Cervical cancer is the third most common type of cancer in women worldwide. According to the CDC, in 2007, 12,280 women in the United States were diagnosed with cervical cancer. Out of those thousands diagnosed, 4,021 women in the United States died from the disease.
The sad part of is that cervical cancer is actually preventable. Almost all cervical cancers are caused by the Human Papilloma Virus, or HPV. HPV is a common virus that spreads through sexual intercourse. And although many strains of HPV cause no problems, certain strains can actually lead to cervical cancer.
So how can you prevent contracting HPV and cervical cancer?
Following these tips can help you reduce your risks of contracting the disease.
Getting vaccinated, just like you would for any other virus, reduces your risk for contracting HPV. HPV vaccines are available for both males and females to protect against the types of HPV that most commonly cause health problems.
Two vaccines specifically, Cervarix and Gardasil, are available to protect females against the types of HPV that cause most cervical cancers. If you are between the ages of 9 and 26 and you haven’t received your three doses of the vaccine, I suggest that you do that right away.
At least 50% of sexually active people will have genital HPV at some time in their lives and getting vaccinated can limit your chances in particular of contracting the virus.
Try and schedule regular visits to see your gynecologist.
Even after getting vaccinated for HPV, women are encouraged to have regular Pap tests (or Pap smears), to look for pre-cancers, and cell changes on the cervix that might become cervical cancer if they are not treated appropriately.
It’s recommended that you start getting regular Pap tests at age 21, or within three years of the first time you have sex (pretty much whichever happens first). The Pap test is one of the most reliable and effective cancer screening tests available.
Other ways to lower your risk of contracting cervical cancer is to use condoms during sex, limit your number of sexual partners and to not smoke.

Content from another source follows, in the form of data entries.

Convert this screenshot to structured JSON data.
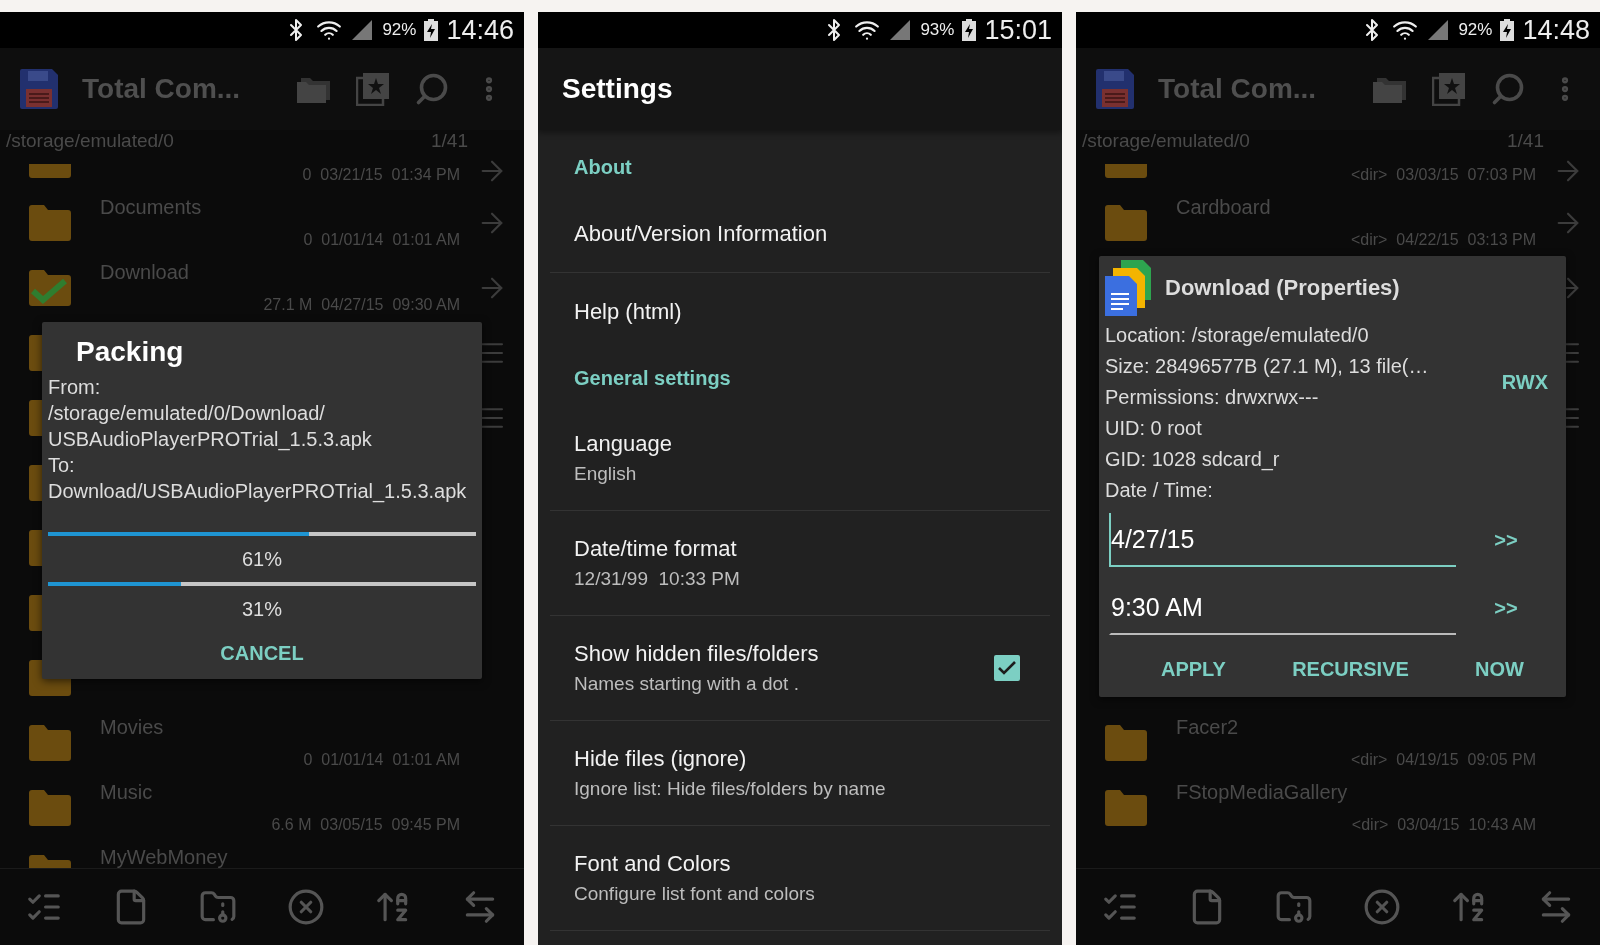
{
  "phones": [
    {
      "kind": "files",
      "status": {
        "battery": "92%",
        "time": "14:46"
      },
      "app_bar": {
        "title": "Total Com..."
      },
      "path": "/storage/emulated/0",
      "count": "1/41",
      "rows": [
        {
          "kind": "partial",
          "meta": "0  03/21/15  01:34 PM",
          "end_icon": {
            "kind": "arrow"
          },
          "checked": false
        },
        {
          "kind": "entry",
          "name": "Documents",
          "meta": "0  01/01/14  01:01 AM",
          "end_icon": {
            "kind": "arrow"
          },
          "checked": false
        },
        {
          "kind": "entry",
          "name": "Download",
          "meta": "27.1 M  04/27/15  09:30 AM",
          "end_icon": {
            "kind": "arrow"
          },
          "checked": true
        },
        {
          "kind": "covered",
          "end_icon": {
            "kind": "menu"
          },
          "checked": false
        },
        {
          "kind": "covered",
          "end_icon": {
            "kind": "menu"
          },
          "checked": false
        },
        {
          "kind": "covered",
          "checked": false
        },
        {
          "kind": "covered",
          "checked": false
        },
        {
          "kind": "covered",
          "checked": false
        },
        {
          "kind": "covered",
          "checked": false
        },
        {
          "kind": "entry",
          "name": "Movies",
          "meta": "0  01/01/14  01:01 AM",
          "checked": false
        },
        {
          "kind": "entry",
          "name": "Music",
          "meta": "6.6 M  03/05/15  09:45 PM",
          "checked": false
        },
        {
          "kind": "entry",
          "name": "MyWebMoney",
          "checked": false
        }
      ],
      "dialog": {
        "kind": "packing",
        "title": "Packing",
        "lines": [
          "From:",
          "/storage/emulated/0/Download/",
          "USBAudioPlayerPROTrial_1.5.3.apk",
          "To:",
          "Download/USBAudioPlayerPROTrial_1.5.3.apk"
        ],
        "progress": [
          {
            "level": 0.61,
            "reading": "61%"
          },
          {
            "level": 0.31,
            "reading": "31%"
          }
        ],
        "buttons": [
          "CANCEL"
        ]
      }
    },
    {
      "kind": "settings",
      "status": {
        "battery": "93%",
        "time": "15:01"
      },
      "title": "Settings",
      "items": [
        {
          "kind": "header",
          "title": "About"
        },
        {
          "kind": "item",
          "title": "About/Version Information"
        },
        {
          "kind": "item",
          "title": "Help (html)"
        },
        {
          "kind": "header",
          "title": "General settings"
        },
        {
          "kind": "item",
          "title": "Language",
          "subtitle": "English"
        },
        {
          "kind": "item",
          "title": "Date/time format",
          "subtitle": "12/31/99  10:33 PM"
        },
        {
          "kind": "check",
          "title": "Show hidden files/folders",
          "subtitle": "Names starting with a dot .",
          "checked": true
        },
        {
          "kind": "item",
          "title": "Hide files (ignore)",
          "subtitle": "Ignore list: Hide files/folders by name"
        },
        {
          "kind": "item",
          "title": "Font and Colors",
          "subtitle": "Configure list font and colors"
        }
      ]
    },
    {
      "kind": "files",
      "status": {
        "battery": "92%",
        "time": "14:48"
      },
      "app_bar": {
        "title": "Total Com..."
      },
      "path": "/storage/emulated/0",
      "count": "1/41",
      "rows": [
        {
          "kind": "partial",
          "meta": "<dir>  03/03/15  07:03 PM",
          "end_icon": {
            "kind": "arrow"
          },
          "checked": false
        },
        {
          "kind": "entry",
          "name": "Cardboard",
          "meta": "<dir>  04/22/15  03:13 PM",
          "end_icon": {
            "kind": "arrow"
          },
          "checked": false
        },
        {
          "kind": "edge",
          "end_icon": {
            "kind": "arrow"
          }
        },
        {
          "kind": "edge",
          "end_icon": {
            "kind": "menu"
          }
        },
        {
          "kind": "edge",
          "end_icon": {
            "kind": "menu"
          }
        },
        {
          "kind": "edge"
        },
        {
          "kind": "edge"
        },
        {
          "kind": "edge"
        },
        {
          "kind": "edge"
        },
        {
          "kind": "entry",
          "name": "Facer2",
          "meta": "<dir>  04/19/15  09:05 PM",
          "checked": false
        },
        {
          "kind": "entry",
          "name": "FStopMediaGallery",
          "meta": "<dir>  03/04/15  10:43 AM",
          "checked": false
        }
      ],
      "dialog": {
        "kind": "properties",
        "title": "Download (Properties)",
        "lines": [
          "Location: /storage/emulated/0",
          "Size: 28496577B (27.1 M), 13 file(…",
          "Permissions: drwxrwx---",
          "UID: 0 root",
          "GID: 1028 sdcard_r",
          "Date / Time:"
        ],
        "side_button": "RWX",
        "fields": [
          {
            "value": "4/27/15",
            "focused": true,
            "button": ">>"
          },
          {
            "value": "9:30 AM",
            "focused": false,
            "button": ">>"
          }
        ],
        "buttons": [
          "APPLY",
          "RECURSIVE",
          "NOW"
        ]
      }
    }
  ]
}
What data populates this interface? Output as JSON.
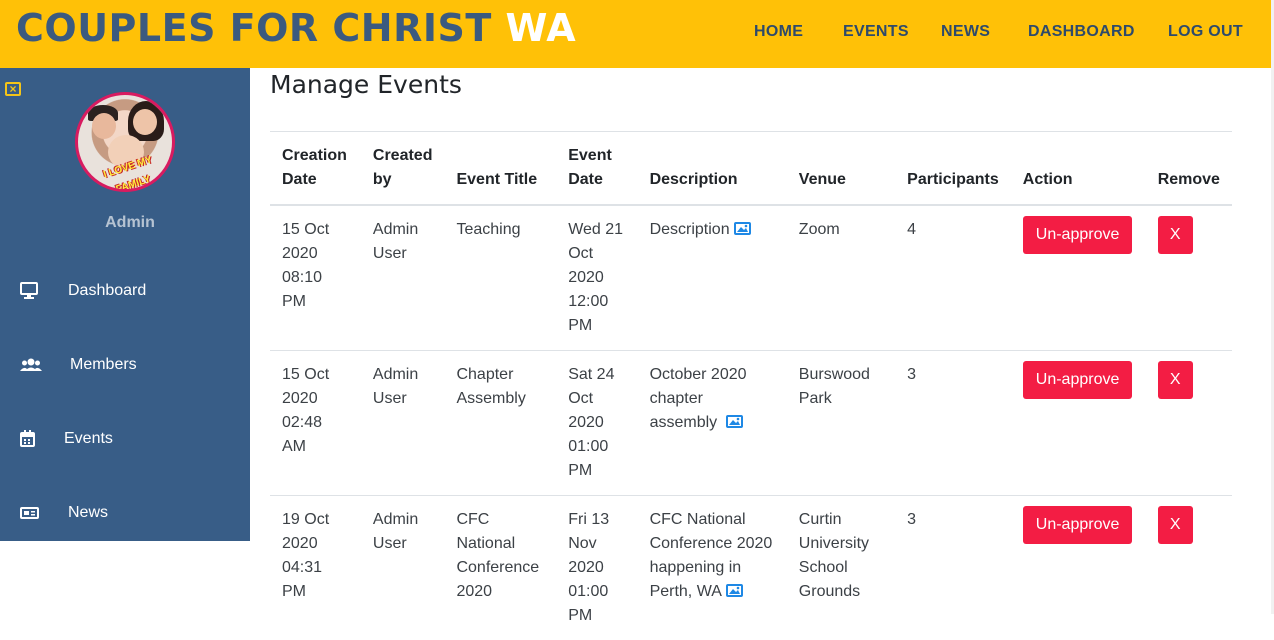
{
  "header": {
    "brand_main": "COUPLES FOR CHRIST",
    "brand_accent": "WA",
    "nav": [
      {
        "label": "HOME"
      },
      {
        "label": "EVENTS"
      },
      {
        "label": "NEWS"
      },
      {
        "label": "DASHBOARD"
      },
      {
        "label": "LOG OUT"
      }
    ]
  },
  "sidebar": {
    "close_icon": "close-icon",
    "avatar_text": "I LOVE MY FAMILY",
    "user_label": "Admin",
    "items": [
      {
        "label": "Dashboard",
        "icon": "monitor-icon"
      },
      {
        "label": "Members",
        "icon": "users-icon"
      },
      {
        "label": "Events",
        "icon": "calendar-icon"
      },
      {
        "label": "News",
        "icon": "newspaper-icon"
      }
    ]
  },
  "main": {
    "title": "Manage Events",
    "columns": [
      "Creation Date",
      "Created by",
      "Event Title",
      "Event Date",
      "Description",
      "Venue",
      "Participants",
      "Action",
      "Remove"
    ],
    "rows": [
      {
        "creation_date": "15 Oct 2020 08:10 PM",
        "created_by": "Admin User",
        "event_title": "Teaching",
        "event_date": "Wed 21 Oct 2020 12:00 PM",
        "description": "Description",
        "venue": "Zoom",
        "participants": "4",
        "action": "Un-approve",
        "remove": "X"
      },
      {
        "creation_date": "15 Oct 2020 02:48 AM",
        "created_by": "Admin User",
        "event_title": "Chapter Assembly",
        "event_date": "Sat 24 Oct 2020 01:00 PM",
        "description": "October 2020 chapter assembly",
        "venue": "Burswood Park",
        "participants": "3",
        "action": "Un-approve",
        "remove": "X"
      },
      {
        "creation_date": "19 Oct 2020 04:31 PM",
        "created_by": "Admin User",
        "event_title": "CFC National Conference 2020",
        "event_date": "Fri 13 Nov 2020 01:00 PM",
        "description": "CFC National Conference 2020 happening in Perth, WA",
        "venue": "Curtin University School Grounds",
        "participants": "3",
        "action": "Un-approve",
        "remove": "X"
      }
    ]
  },
  "colors": {
    "header_bg": "#ffc107",
    "brand_blue": "#3b5a7f",
    "sidebar_bg": "#385d87",
    "danger": "#f31d44",
    "image_icon": "#1e88e5"
  }
}
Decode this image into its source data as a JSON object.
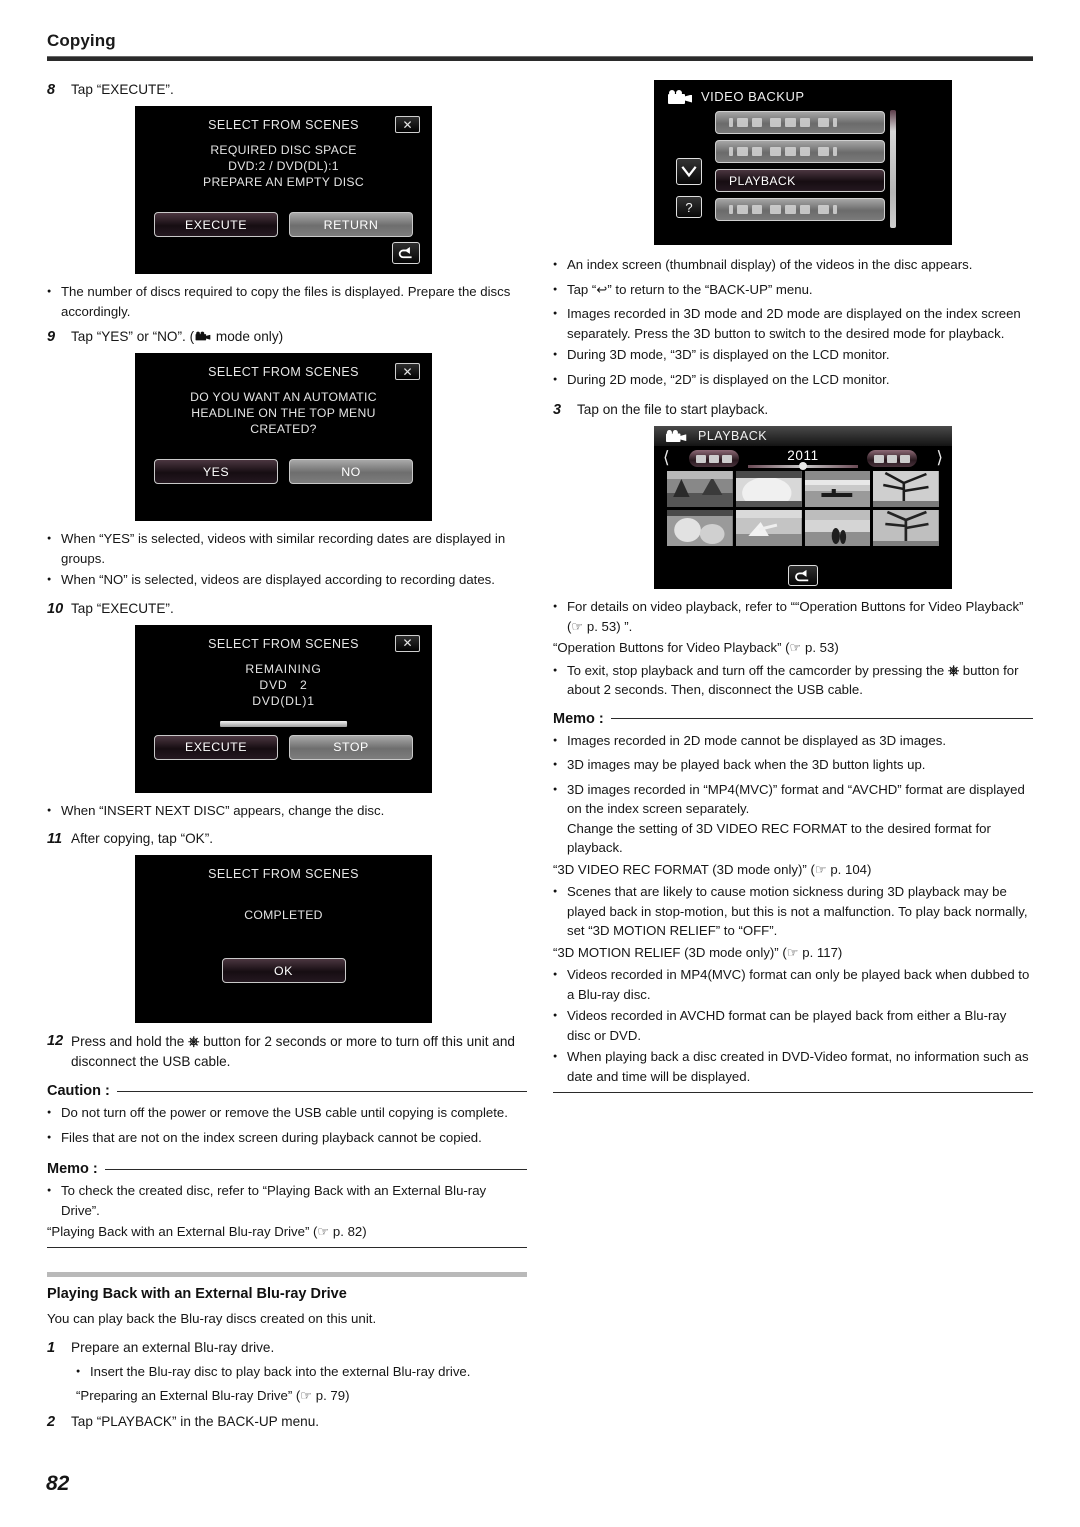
{
  "header": {
    "title": "Copying"
  },
  "page_number": "82",
  "left_column": {
    "step8": {
      "num": "8",
      "text": "Tap “EXECUTE”.",
      "screen": {
        "title": "SELECT FROM SCENES",
        "close": "✕",
        "body_lines": [
          "REQUIRED DISC SPACE",
          "DVD:2 / DVD(DL):1",
          "PREPARE AN EMPTY DISC"
        ],
        "btn_primary": "EXECUTE",
        "btn_secondary": "RETURN"
      },
      "bullets": [
        "The number of discs required to copy the files is displayed. Prepare the discs accordingly."
      ]
    },
    "step9": {
      "num": "9",
      "text_before": "Tap “YES” or “NO”. (",
      "text_after": " mode only)",
      "screen": {
        "title": "SELECT FROM SCENES",
        "close": "✕",
        "body_lines": [
          "DO YOU WANT AN AUTOMATIC",
          "HEADLINE ON THE TOP MENU",
          "CREATED?"
        ],
        "btn_primary": "YES",
        "btn_secondary": "NO"
      },
      "bullets": [
        "When “YES” is selected, videos with similar recording dates are displayed in groups.",
        "When “NO” is selected, videos are displayed according to recording dates."
      ]
    },
    "step10": {
      "num": "10",
      "text": "Tap “EXECUTE”.",
      "screen": {
        "title": "SELECT FROM SCENES",
        "close": "✕",
        "body_lines": [
          "REMAINING",
          "DVD   2",
          "DVD(DL)1"
        ],
        "progress_percent": 78,
        "btn_primary": "EXECUTE",
        "btn_secondary": "STOP"
      },
      "bullets": [
        "When “INSERT NEXT DISC” appears, change the disc."
      ]
    },
    "step11": {
      "num": "11",
      "text": "After copying, tap “OK”.",
      "screen": {
        "title": "SELECT FROM SCENES",
        "body_lines": [
          "COMPLETED"
        ],
        "btn_primary": "OK"
      }
    },
    "step12": {
      "num": "12",
      "text_before": "Press and hold the ",
      "text_after": " button for 2 seconds or more to turn off this unit and disconnect the USB cable."
    },
    "caution": {
      "label": "Caution :",
      "bullets": [
        "Do not turn off the power or remove the USB cable until copying is complete.",
        "Files that are not on the index screen during playback cannot be copied."
      ]
    },
    "memo": {
      "label": "Memo :",
      "bullets": [
        "To check the created disc, refer to “Playing Back with an External Blu-ray Drive”."
      ],
      "ref": "“Playing Back with an External Blu-ray Drive” (☞ p. 82)"
    },
    "section": {
      "heading": "Playing Back with an External Blu-ray Drive",
      "lead": "You can play back the Blu-ray discs created on this unit.",
      "step1": {
        "num": "1",
        "text": "Prepare an external Blu-ray drive.",
        "bullets": [
          "Insert the Blu-ray disc to play back into the external Blu-ray drive."
        ],
        "ref": "“Preparing an External Blu-ray Drive” (☞ p. 79)"
      },
      "step2": {
        "num": "2",
        "text": "Tap “PLAYBACK” in the BACK-UP menu."
      }
    }
  },
  "right_column": {
    "backup_screen": {
      "title": "VIDEO BACKUP",
      "items": [
        {
          "label": "",
          "redacted": true,
          "selected": false
        },
        {
          "label": "",
          "redacted": true,
          "selected": false
        },
        {
          "label": "PLAYBACK",
          "redacted": false,
          "selected": true
        },
        {
          "label": "",
          "redacted": true,
          "selected": false
        }
      ],
      "down_icon": "chevron-down",
      "help_label": "?"
    },
    "after_backup_bullets": [
      "An index screen (thumbnail display) of the videos in the disc appears.",
      "Tap “↩” to return to the “BACK-UP” menu.",
      "Images recorded in 3D mode and 2D mode are displayed on the index screen separately. Press the 3D button to switch to the desired mode for playback.",
      "During 3D mode, “3D” is displayed on the LCD monitor.",
      "During 2D mode, “2D” is displayed on the LCD monitor."
    ],
    "step3": {
      "num": "3",
      "text": "Tap on the file to start playback.",
      "screen": {
        "title": "PLAYBACK",
        "year": "2011"
      }
    },
    "after_playback": {
      "bullets": [
        "For details on video playback, refer to ““Operation Buttons for Video Playback” (☞ p. 53) ”."
      ],
      "ref": "“Operation Buttons for Video Playback” (☞ p. 53)",
      "bullet_power_before": "To exit, stop playback and turn off the camcorder by pressing the ",
      "bullet_power_after": " button for about 2 seconds. Then, disconnect the USB cable."
    },
    "memo": {
      "label": "Memo :",
      "items": [
        {
          "type": "bullet",
          "text": "Images recorded in 2D mode cannot be displayed as 3D images."
        },
        {
          "type": "bullet",
          "text": "3D images may be played back when the 3D button lights up."
        },
        {
          "type": "bullet",
          "text": "3D images recorded in “MP4(MVC)” format and “AVCHD” format are displayed on the index screen separately.\nChange the setting of 3D VIDEO REC FORMAT to the desired format for playback."
        },
        {
          "type": "ref",
          "text": "“3D VIDEO REC FORMAT (3D mode only)” (☞ p. 104)"
        },
        {
          "type": "bullet",
          "text": "Scenes that are likely to cause motion sickness during 3D playback may be played back in stop-motion, but this is not a malfunction. To play back normally, set “3D MOTION RELIEF” to “OFF”."
        },
        {
          "type": "ref",
          "text": "“3D MOTION RELIEF (3D mode only)” (☞ p. 117)"
        },
        {
          "type": "bullet",
          "text": "Videos recorded in MP4(MVC) format can only be played back when dubbed to a Blu-ray disc."
        },
        {
          "type": "bullet",
          "text": "Videos recorded in AVCHD format can be played back from either a Blu-ray disc or DVD."
        },
        {
          "type": "bullet",
          "text": "When playing back a disc created in DVD-Video format, no information such as date and time will be displayed."
        }
      ]
    }
  }
}
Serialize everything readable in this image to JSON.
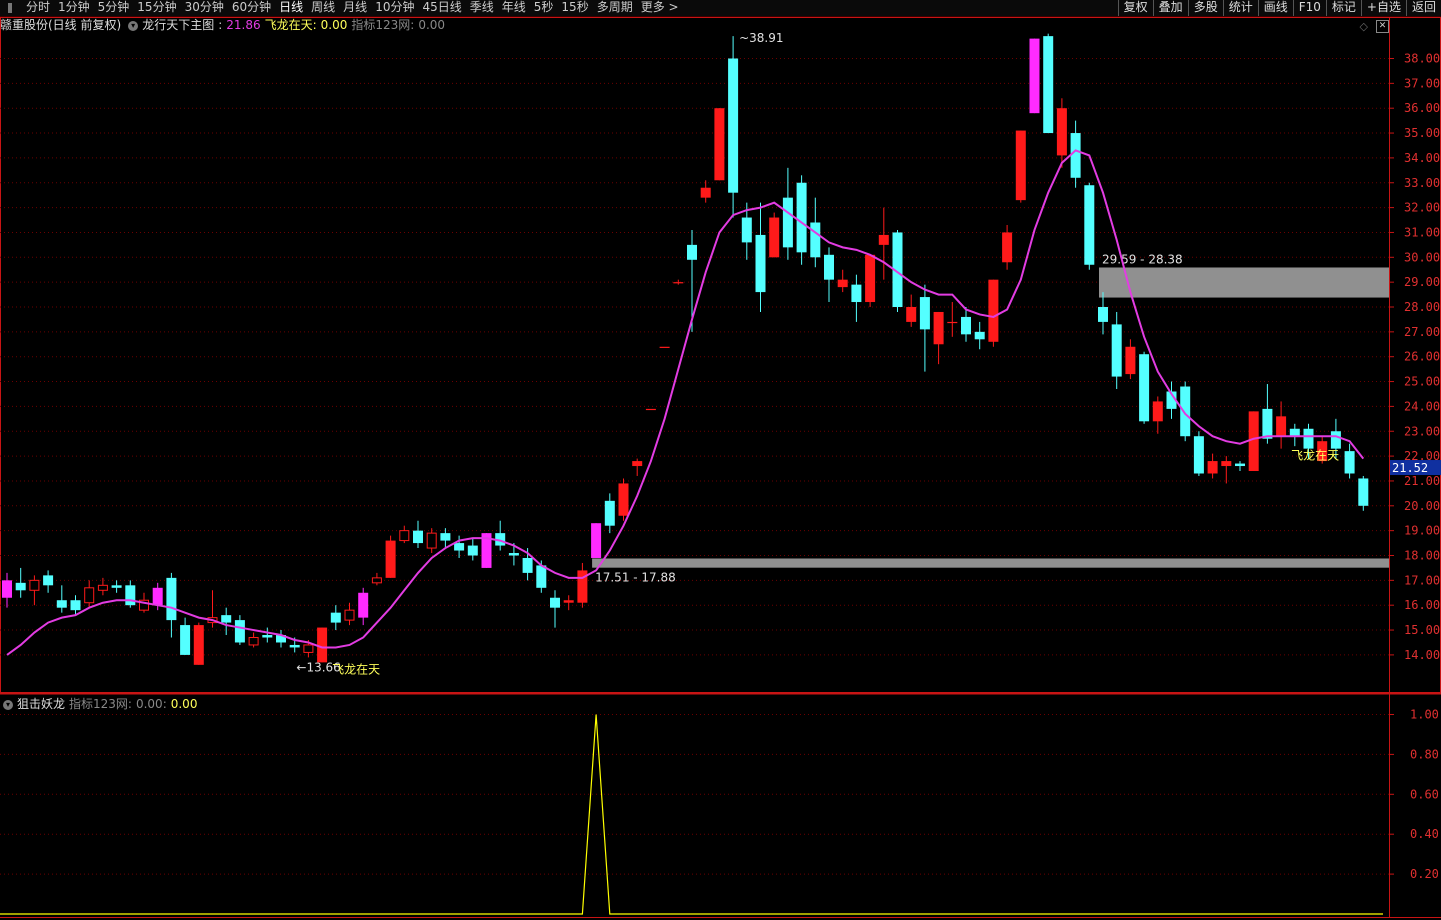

Cervical cancer used to be the leading cause of cancer death for women in the United States. But in the past 40 years, the number of cases and deaths of cervical cancer have decreased significantly.
Remember not to brush off anything that doesn’t feel right about your body. Seeing your doctor when you do notice changes with your body can also prevent the spread of HPV and cervical cancer.